Exercise description » Return each line of the records below in which the string "background" turns up.

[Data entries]
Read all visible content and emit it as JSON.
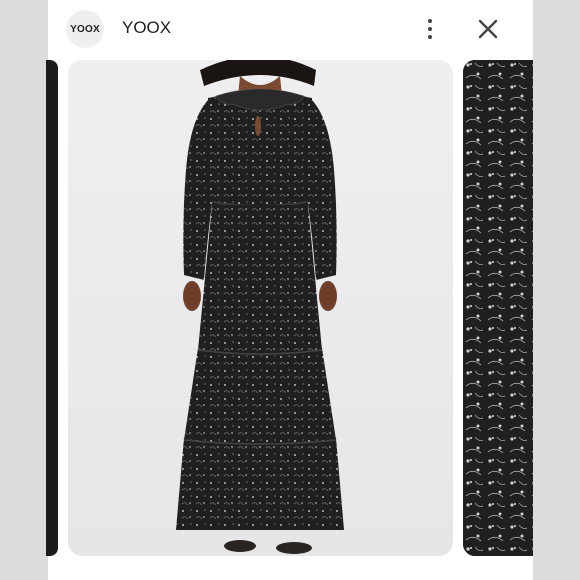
{
  "header": {
    "logo_text": "YOOX",
    "store_name": "YOOX",
    "menu_icon": "more-vert-icon",
    "close_icon": "close-icon"
  },
  "main_image": {
    "description_icon": "product-photo",
    "subject": "model-wearing-black-floral-tiered-maxi-dress"
  },
  "peek_image": {
    "subject": "dress-fabric-closeup"
  },
  "colors": {
    "background": "#ffffff",
    "side_strip": "#dcdcdc",
    "photo_bg": "#eeeeef",
    "dress": "#1f2022",
    "pattern": "#c9c9c9",
    "text": "#202124"
  }
}
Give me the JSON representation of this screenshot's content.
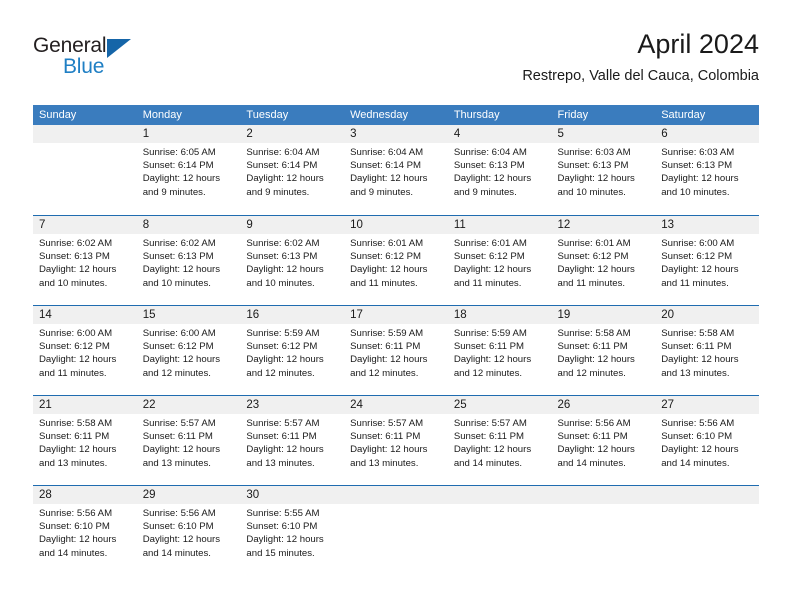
{
  "brand": {
    "line1": "General",
    "line2": "Blue",
    "triangle_color": "#1565a8",
    "blue_text_color": "#1f7fc4"
  },
  "header": {
    "title": "April 2024",
    "subtitle": "Restrepo, Valle del Cauca, Colombia"
  },
  "theme": {
    "header_row_bg": "#3a7cbe",
    "week_divider": "#1f6cb0",
    "day_number_bg": "#f0f0f0",
    "text": "#1a1a1a"
  },
  "weekdays": [
    "Sunday",
    "Monday",
    "Tuesday",
    "Wednesday",
    "Thursday",
    "Friday",
    "Saturday"
  ],
  "labels": {
    "sunrise_prefix": "Sunrise: ",
    "sunset_prefix": "Sunset: ",
    "daylight_prefix": "Daylight: "
  },
  "weeks": [
    [
      {
        "day": "",
        "sunrise": "",
        "sunset": "",
        "daylight_line1": "",
        "daylight_line2": ""
      },
      {
        "day": "1",
        "sunrise": "Sunrise: 6:05 AM",
        "sunset": "Sunset: 6:14 PM",
        "daylight_line1": "Daylight: 12 hours",
        "daylight_line2": "and 9 minutes."
      },
      {
        "day": "2",
        "sunrise": "Sunrise: 6:04 AM",
        "sunset": "Sunset: 6:14 PM",
        "daylight_line1": "Daylight: 12 hours",
        "daylight_line2": "and 9 minutes."
      },
      {
        "day": "3",
        "sunrise": "Sunrise: 6:04 AM",
        "sunset": "Sunset: 6:14 PM",
        "daylight_line1": "Daylight: 12 hours",
        "daylight_line2": "and 9 minutes."
      },
      {
        "day": "4",
        "sunrise": "Sunrise: 6:04 AM",
        "sunset": "Sunset: 6:13 PM",
        "daylight_line1": "Daylight: 12 hours",
        "daylight_line2": "and 9 minutes."
      },
      {
        "day": "5",
        "sunrise": "Sunrise: 6:03 AM",
        "sunset": "Sunset: 6:13 PM",
        "daylight_line1": "Daylight: 12 hours",
        "daylight_line2": "and 10 minutes."
      },
      {
        "day": "6",
        "sunrise": "Sunrise: 6:03 AM",
        "sunset": "Sunset: 6:13 PM",
        "daylight_line1": "Daylight: 12 hours",
        "daylight_line2": "and 10 minutes."
      }
    ],
    [
      {
        "day": "7",
        "sunrise": "Sunrise: 6:02 AM",
        "sunset": "Sunset: 6:13 PM",
        "daylight_line1": "Daylight: 12 hours",
        "daylight_line2": "and 10 minutes."
      },
      {
        "day": "8",
        "sunrise": "Sunrise: 6:02 AM",
        "sunset": "Sunset: 6:13 PM",
        "daylight_line1": "Daylight: 12 hours",
        "daylight_line2": "and 10 minutes."
      },
      {
        "day": "9",
        "sunrise": "Sunrise: 6:02 AM",
        "sunset": "Sunset: 6:13 PM",
        "daylight_line1": "Daylight: 12 hours",
        "daylight_line2": "and 10 minutes."
      },
      {
        "day": "10",
        "sunrise": "Sunrise: 6:01 AM",
        "sunset": "Sunset: 6:12 PM",
        "daylight_line1": "Daylight: 12 hours",
        "daylight_line2": "and 11 minutes."
      },
      {
        "day": "11",
        "sunrise": "Sunrise: 6:01 AM",
        "sunset": "Sunset: 6:12 PM",
        "daylight_line1": "Daylight: 12 hours",
        "daylight_line2": "and 11 minutes."
      },
      {
        "day": "12",
        "sunrise": "Sunrise: 6:01 AM",
        "sunset": "Sunset: 6:12 PM",
        "daylight_line1": "Daylight: 12 hours",
        "daylight_line2": "and 11 minutes."
      },
      {
        "day": "13",
        "sunrise": "Sunrise: 6:00 AM",
        "sunset": "Sunset: 6:12 PM",
        "daylight_line1": "Daylight: 12 hours",
        "daylight_line2": "and 11 minutes."
      }
    ],
    [
      {
        "day": "14",
        "sunrise": "Sunrise: 6:00 AM",
        "sunset": "Sunset: 6:12 PM",
        "daylight_line1": "Daylight: 12 hours",
        "daylight_line2": "and 11 minutes."
      },
      {
        "day": "15",
        "sunrise": "Sunrise: 6:00 AM",
        "sunset": "Sunset: 6:12 PM",
        "daylight_line1": "Daylight: 12 hours",
        "daylight_line2": "and 12 minutes."
      },
      {
        "day": "16",
        "sunrise": "Sunrise: 5:59 AM",
        "sunset": "Sunset: 6:12 PM",
        "daylight_line1": "Daylight: 12 hours",
        "daylight_line2": "and 12 minutes."
      },
      {
        "day": "17",
        "sunrise": "Sunrise: 5:59 AM",
        "sunset": "Sunset: 6:11 PM",
        "daylight_line1": "Daylight: 12 hours",
        "daylight_line2": "and 12 minutes."
      },
      {
        "day": "18",
        "sunrise": "Sunrise: 5:59 AM",
        "sunset": "Sunset: 6:11 PM",
        "daylight_line1": "Daylight: 12 hours",
        "daylight_line2": "and 12 minutes."
      },
      {
        "day": "19",
        "sunrise": "Sunrise: 5:58 AM",
        "sunset": "Sunset: 6:11 PM",
        "daylight_line1": "Daylight: 12 hours",
        "daylight_line2": "and 12 minutes."
      },
      {
        "day": "20",
        "sunrise": "Sunrise: 5:58 AM",
        "sunset": "Sunset: 6:11 PM",
        "daylight_line1": "Daylight: 12 hours",
        "daylight_line2": "and 13 minutes."
      }
    ],
    [
      {
        "day": "21",
        "sunrise": "Sunrise: 5:58 AM",
        "sunset": "Sunset: 6:11 PM",
        "daylight_line1": "Daylight: 12 hours",
        "daylight_line2": "and 13 minutes."
      },
      {
        "day": "22",
        "sunrise": "Sunrise: 5:57 AM",
        "sunset": "Sunset: 6:11 PM",
        "daylight_line1": "Daylight: 12 hours",
        "daylight_line2": "and 13 minutes."
      },
      {
        "day": "23",
        "sunrise": "Sunrise: 5:57 AM",
        "sunset": "Sunset: 6:11 PM",
        "daylight_line1": "Daylight: 12 hours",
        "daylight_line2": "and 13 minutes."
      },
      {
        "day": "24",
        "sunrise": "Sunrise: 5:57 AM",
        "sunset": "Sunset: 6:11 PM",
        "daylight_line1": "Daylight: 12 hours",
        "daylight_line2": "and 13 minutes."
      },
      {
        "day": "25",
        "sunrise": "Sunrise: 5:57 AM",
        "sunset": "Sunset: 6:11 PM",
        "daylight_line1": "Daylight: 12 hours",
        "daylight_line2": "and 14 minutes."
      },
      {
        "day": "26",
        "sunrise": "Sunrise: 5:56 AM",
        "sunset": "Sunset: 6:11 PM",
        "daylight_line1": "Daylight: 12 hours",
        "daylight_line2": "and 14 minutes."
      },
      {
        "day": "27",
        "sunrise": "Sunrise: 5:56 AM",
        "sunset": "Sunset: 6:10 PM",
        "daylight_line1": "Daylight: 12 hours",
        "daylight_line2": "and 14 minutes."
      }
    ],
    [
      {
        "day": "28",
        "sunrise": "Sunrise: 5:56 AM",
        "sunset": "Sunset: 6:10 PM",
        "daylight_line1": "Daylight: 12 hours",
        "daylight_line2": "and 14 minutes."
      },
      {
        "day": "29",
        "sunrise": "Sunrise: 5:56 AM",
        "sunset": "Sunset: 6:10 PM",
        "daylight_line1": "Daylight: 12 hours",
        "daylight_line2": "and 14 minutes."
      },
      {
        "day": "30",
        "sunrise": "Sunrise: 5:55 AM",
        "sunset": "Sunset: 6:10 PM",
        "daylight_line1": "Daylight: 12 hours",
        "daylight_line2": "and 15 minutes."
      },
      {
        "day": "",
        "sunrise": "",
        "sunset": "",
        "daylight_line1": "",
        "daylight_line2": ""
      },
      {
        "day": "",
        "sunrise": "",
        "sunset": "",
        "daylight_line1": "",
        "daylight_line2": ""
      },
      {
        "day": "",
        "sunrise": "",
        "sunset": "",
        "daylight_line1": "",
        "daylight_line2": ""
      },
      {
        "day": "",
        "sunrise": "",
        "sunset": "",
        "daylight_line1": "",
        "daylight_line2": ""
      }
    ]
  ]
}
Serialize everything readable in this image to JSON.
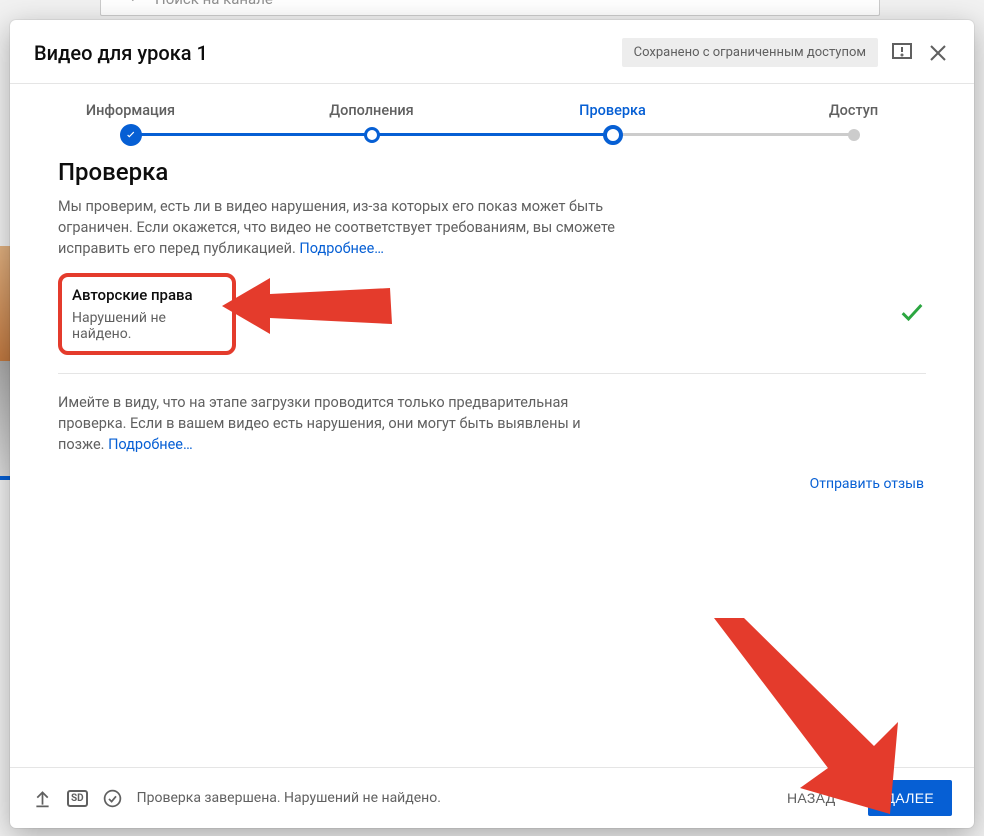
{
  "search": {
    "placeholder": "Поиск на канале"
  },
  "dialog": {
    "title": "Видео для урока 1",
    "saved_chip": "Сохранено с ограниченным доступом"
  },
  "stepper": {
    "info": "Информация",
    "additions": "Дополнения",
    "checks": "Проверка",
    "access": "Доступ"
  },
  "section": {
    "title": "Проверка",
    "desc": "Мы проверим, есть ли в видео нарушения, из-за которых его показ может быть ограничен. Если окажется, что видео не соответствует требованиям, вы сможете исправить его перед публикацией. ",
    "desc_more": "Подробнее…"
  },
  "copyright": {
    "title": "Авторские права",
    "status": "Нарушений не найдено."
  },
  "note": {
    "text": "Имейте в виду, что на этапе загрузки проводится только предварительная проверка. Если в вашем видео есть нарушения, они могут быть выявлены и позже. ",
    "more": "Подробнее…"
  },
  "feedback": "Отправить отзыв",
  "footer": {
    "sd": "SD",
    "status": "Проверка завершена. Нарушений не найдено.",
    "back": "НАЗАД",
    "next": "ДАЛЕЕ"
  }
}
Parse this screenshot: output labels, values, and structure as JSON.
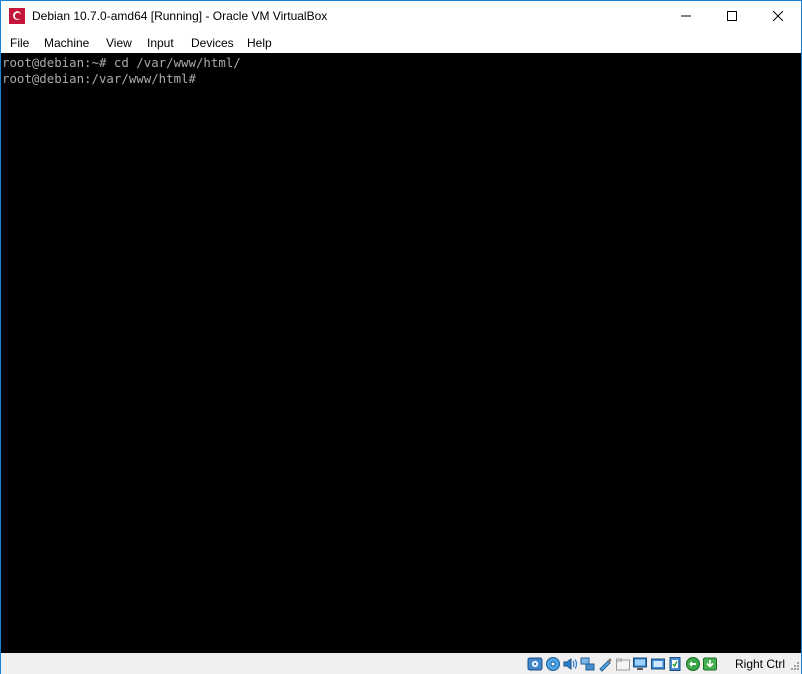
{
  "window": {
    "title": "Debian 10.7.0-amd64 [Running] - Oracle VM VirtualBox",
    "accent": "#1883d7"
  },
  "menu": {
    "items": [
      {
        "label": "File"
      },
      {
        "label": "Machine"
      },
      {
        "label": "View"
      },
      {
        "label": "Input"
      },
      {
        "label": "Devices"
      },
      {
        "label": "Help"
      }
    ]
  },
  "console": {
    "lines": [
      "root@debian:~# cd /var/www/html/",
      "root@debian:/var/www/html#"
    ],
    "text_color": "#aaaaaa",
    "background": "#000000"
  },
  "statusbar": {
    "icons": [
      "hard-disk-icon",
      "optical-drive-icon",
      "audio-icon",
      "network-icon",
      "usb-icon",
      "shared-folders-icon",
      "display-icon",
      "recording-icon",
      "cpu-icon",
      "mouse-integration-icon",
      "keyboard-capture-icon"
    ],
    "host_key": "Right Ctrl"
  }
}
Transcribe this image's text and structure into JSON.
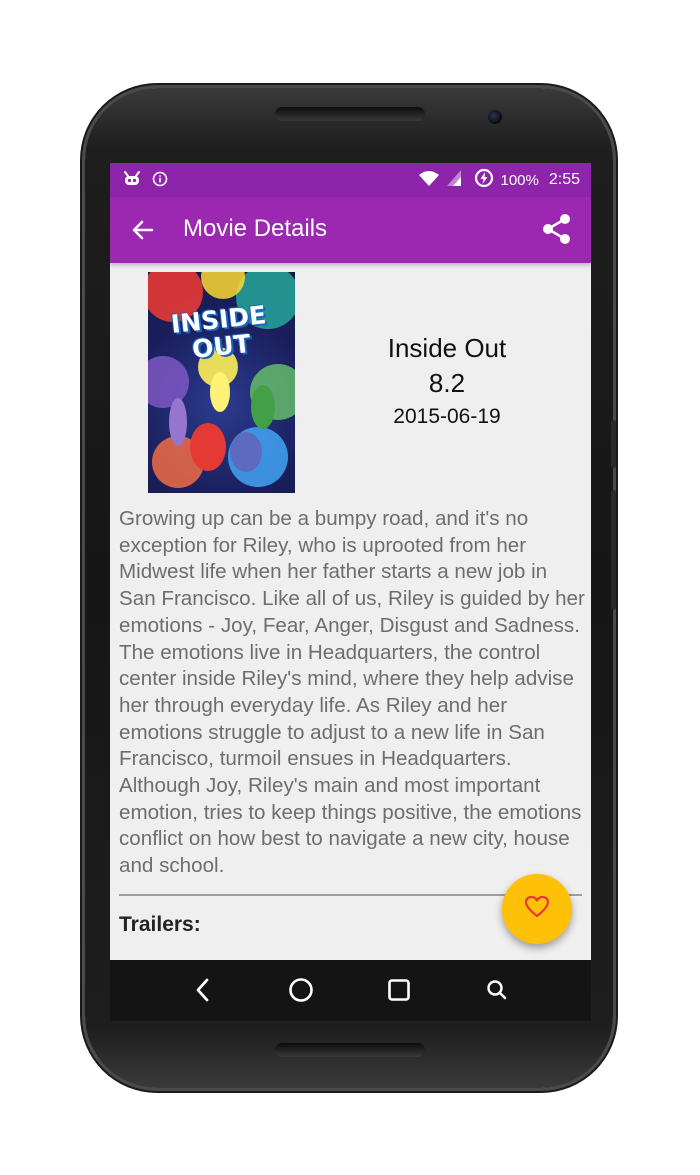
{
  "status_bar": {
    "battery": "100%",
    "time": "2:55",
    "icons": [
      "android-debug-icon",
      "info-icon",
      "wifi-icon",
      "cellular-signal-icon",
      "battery-saver-icon"
    ]
  },
  "app_bar": {
    "title": "Movie Details",
    "icons": [
      "back-arrow-icon",
      "share-icon"
    ]
  },
  "movie": {
    "poster_text": "INSIDE OUT",
    "title": "Inside Out",
    "rating": "8.2",
    "release_date": "2015-06-19",
    "overview": "Growing up can be a bumpy road, and it's no exception for Riley, who is uprooted from her Midwest life when her father starts a new job in San Francisco. Like all of us, Riley is guided by her emotions - Joy, Fear, Anger, Disgust and Sadness. The emotions live in Headquarters, the control center inside Riley's mind, where they help advise her through everyday life. As Riley and her emotions struggle to adjust to a new life in San Francisco, turmoil ensues in Headquarters. Although Joy, Riley's main and most important emotion, tries to keep things positive, the emotions conflict on how best to navigate a new city, house and school."
  },
  "trailers": {
    "label": "Trailers:"
  },
  "fab": {
    "icon": "heart-outline-icon"
  },
  "nav_bar": {
    "icons": [
      "back-triangle-icon",
      "home-circle-icon",
      "recents-square-icon",
      "search-icon"
    ]
  },
  "colors": {
    "status_bar": "#8e24aa",
    "app_bar": "#9c27b0",
    "background": "#efefef",
    "fab": "#ffc107",
    "fab_icon": "#e53935",
    "overview_text": "#6d6d6d"
  }
}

Output of the exercise »
    "background": "#ffffff",
    "background": "#000000"
    "background": "#efefef",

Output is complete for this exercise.